EXERCISE GOAL
Each entry below is to be returned exactly, with any pictures left out.

(MATERIAL PROVIDED)

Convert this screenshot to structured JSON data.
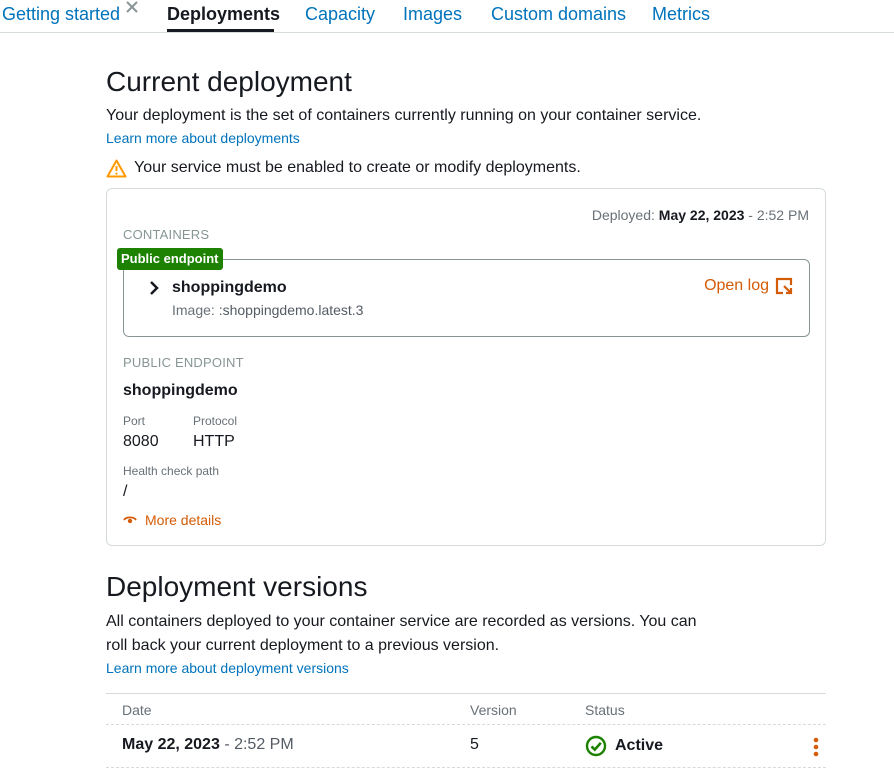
{
  "tabs": [
    {
      "label": "Getting started"
    },
    {
      "label": "Deployments"
    },
    {
      "label": "Capacity"
    },
    {
      "label": "Images"
    },
    {
      "label": "Custom domains"
    },
    {
      "label": "Metrics"
    }
  ],
  "current": {
    "title": "Current deployment",
    "description": "Your deployment is the set of containers currently running on your container service.",
    "learn_more": "Learn more about deployments",
    "warning": "Your service must be enabled to create or modify deployments.",
    "deployed_label": "Deployed:",
    "deployed_date": "May 22, 2023",
    "deployed_time": "- 2:52 PM",
    "containers_label": "CONTAINERS",
    "public_endpoint_badge": "Public endpoint",
    "container_name": "shoppingdemo",
    "image_label": "Image:",
    "image_value": ":shoppingdemo.latest.3",
    "open_log": "Open log",
    "public_endpoint_label": "PUBLIC ENDPOINT",
    "endpoint_name": "shoppingdemo",
    "port_label": "Port",
    "port_value": "8080",
    "protocol_label": "Protocol",
    "protocol_value": "HTTP",
    "health_label": "Health check path",
    "health_value": "/",
    "more_details": "More details"
  },
  "versions": {
    "title": "Deployment versions",
    "description_line1": "All containers deployed to your container service are recorded as versions. You can",
    "description_line2": "roll back your current deployment to a previous version.",
    "learn_more": "Learn more about deployment versions",
    "columns": {
      "date": "Date",
      "version": "Version",
      "status": "Status"
    },
    "rows": [
      {
        "date": "May 22, 2023",
        "time": "- 2:52 PM",
        "version": "5",
        "status": "Active"
      }
    ]
  },
  "colors": {
    "link": "#0073bb",
    "accent_orange": "#d45b07",
    "success_green": "#1d8102",
    "warning_orange": "#ff9900"
  },
  "icons": [
    "close-icon",
    "warning-icon",
    "chevron-right-icon",
    "external-log-icon",
    "eye-icon",
    "check-circle-icon",
    "kebab-menu-icon"
  ]
}
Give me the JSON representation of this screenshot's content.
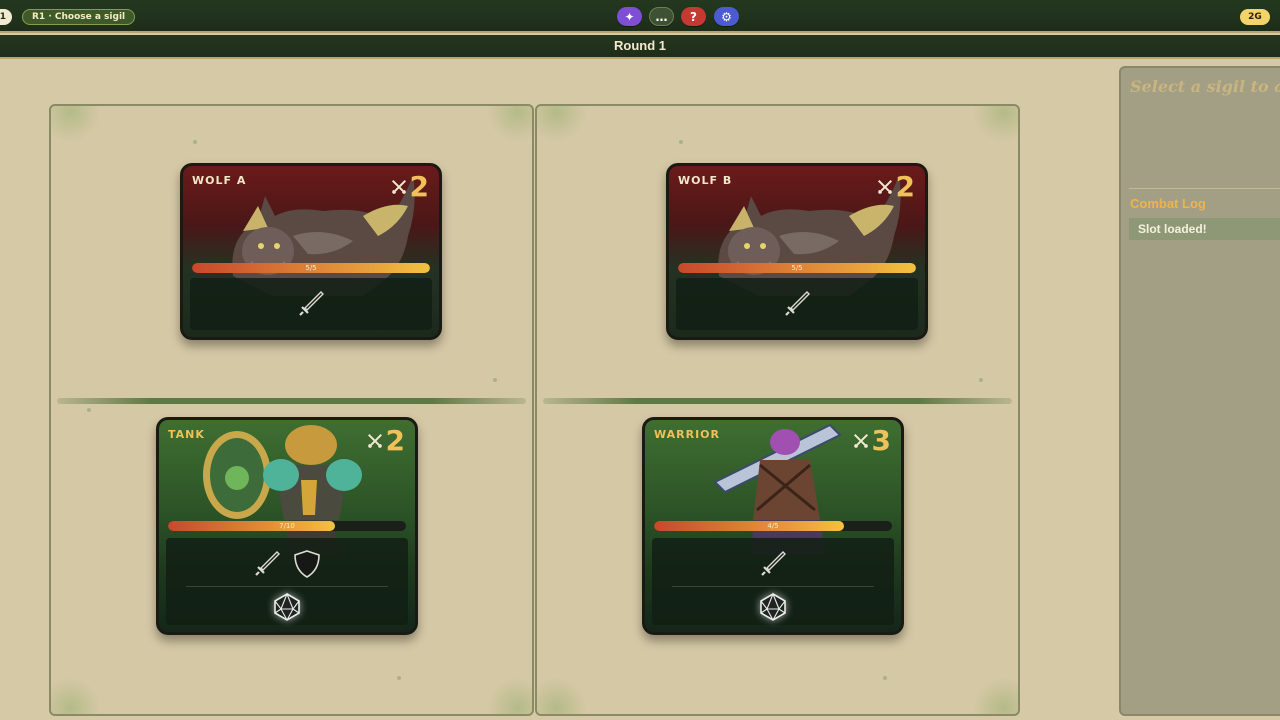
{
  "topbar": {
    "left_pill": "1",
    "phase": "R1 · Choose a sigil",
    "buttons": [
      {
        "icon": "sparkle-icon",
        "glyph": "✦"
      },
      {
        "icon": "more-icon",
        "glyph": "…"
      },
      {
        "icon": "help-icon",
        "glyph": "?"
      },
      {
        "icon": "settings-icon",
        "glyph": "⚙"
      }
    ],
    "gold": "2G"
  },
  "round": {
    "title": "Round 1"
  },
  "cards": {
    "wolf_a": {
      "name": "WOLF A",
      "attack": "2",
      "hp": "5/5",
      "hp_fraction": 1.0,
      "side": "enemy"
    },
    "wolf_b": {
      "name": "WOLF B",
      "attack": "2",
      "hp": "5/5",
      "hp_fraction": 1.0,
      "side": "enemy"
    },
    "tank": {
      "name": "TANK",
      "attack": "2",
      "hp": "7/10",
      "hp_fraction": 0.7,
      "side": "ally"
    },
    "warrior": {
      "name": "WARRIOR",
      "attack": "3",
      "hp": "4/5",
      "hp_fraction": 0.8,
      "side": "ally"
    }
  },
  "side_panel": {
    "hint": "Select a sigil to ac",
    "log_title": "Combat Log",
    "log_entries": [
      "Slot loaded!"
    ]
  },
  "colors": {
    "accent_gold": "#f0c15a",
    "enemy_card": "#6b1a1a",
    "ally_card": "#3f6e31",
    "hp_bar": "#e69a3a"
  }
}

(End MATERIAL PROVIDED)

RESPONSE BELOW
Convert this screenshot to structured JSON data.
{
  "tabs": [
    {
      "label": "Getting started"
    },
    {
      "label": "Deployments"
    },
    {
      "label": "Capacity"
    },
    {
      "label": "Images"
    },
    {
      "label": "Custom domains"
    },
    {
      "label": "Metrics"
    }
  ],
  "current": {
    "title": "Current deployment",
    "description": "Your deployment is the set of containers currently running on your container service.",
    "learn_more": "Learn more about deployments",
    "warning": "Your service must be enabled to create or modify deployments.",
    "deployed_label": "Deployed:",
    "deployed_date": "May 22, 2023",
    "deployed_time": "- 2:52 PM",
    "containers_label": "CONTAINERS",
    "public_endpoint_badge": "Public endpoint",
    "container_name": "shoppingdemo",
    "image_label": "Image:",
    "image_value": ":shoppingdemo.latest.3",
    "open_log": "Open log",
    "public_endpoint_label": "PUBLIC ENDPOINT",
    "endpoint_name": "shoppingdemo",
    "port_label": "Port",
    "port_value": "8080",
    "protocol_label": "Protocol",
    "protocol_value": "HTTP",
    "health_label": "Health check path",
    "health_value": "/",
    "more_details": "More details"
  },
  "versions": {
    "title": "Deployment versions",
    "description_line1": "All containers deployed to your container service are recorded as versions. You can",
    "description_line2": "roll back your current deployment to a previous version.",
    "learn_more": "Learn more about deployment versions",
    "columns": {
      "date": "Date",
      "version": "Version",
      "status": "Status"
    },
    "rows": [
      {
        "date": "May 22, 2023",
        "time": "- 2:52 PM",
        "version": "5",
        "status": "Active"
      }
    ]
  },
  "colors": {
    "link": "#0073bb",
    "accent_orange": "#d45b07",
    "success_green": "#1d8102",
    "warning_orange": "#ff9900"
  },
  "icons": [
    "close-icon",
    "warning-icon",
    "chevron-right-icon",
    "external-log-icon",
    "eye-icon",
    "check-circle-icon",
    "kebab-menu-icon"
  ]
}
Give me the JSON representation of this screenshot's content.
{
  "topbar": {
    "left_pill": "1",
    "phase": "R1 · Choose a sigil",
    "buttons": [
      {
        "icon": "sparkle-icon",
        "glyph": "✦"
      },
      {
        "icon": "more-icon",
        "glyph": "…"
      },
      {
        "icon": "help-icon",
        "glyph": "?"
      },
      {
        "icon": "settings-icon",
        "glyph": "⚙"
      }
    ],
    "gold": "2G"
  },
  "round": {
    "title": "Round 1"
  },
  "cards": {
    "wolf_a": {
      "name": "WOLF A",
      "attack": "2",
      "hp": "5/5",
      "hp_fraction": 1.0,
      "side": "enemy"
    },
    "wolf_b": {
      "name": "WOLF B",
      "attack": "2",
      "hp": "5/5",
      "hp_fraction": 1.0,
      "side": "enemy"
    },
    "tank": {
      "name": "TANK",
      "attack": "2",
      "hp": "7/10",
      "hp_fraction": 0.7,
      "side": "ally"
    },
    "warrior": {
      "name": "WARRIOR",
      "attack": "3",
      "hp": "4/5",
      "hp_fraction": 0.8,
      "side": "ally"
    }
  },
  "side_panel": {
    "hint": "Select a sigil to ac",
    "log_title": "Combat Log",
    "log_entries": [
      "Slot loaded!"
    ]
  },
  "colors": {
    "accent_gold": "#f0c15a",
    "enemy_card": "#6b1a1a",
    "ally_card": "#3f6e31",
    "hp_bar": "#e69a3a"
  }
}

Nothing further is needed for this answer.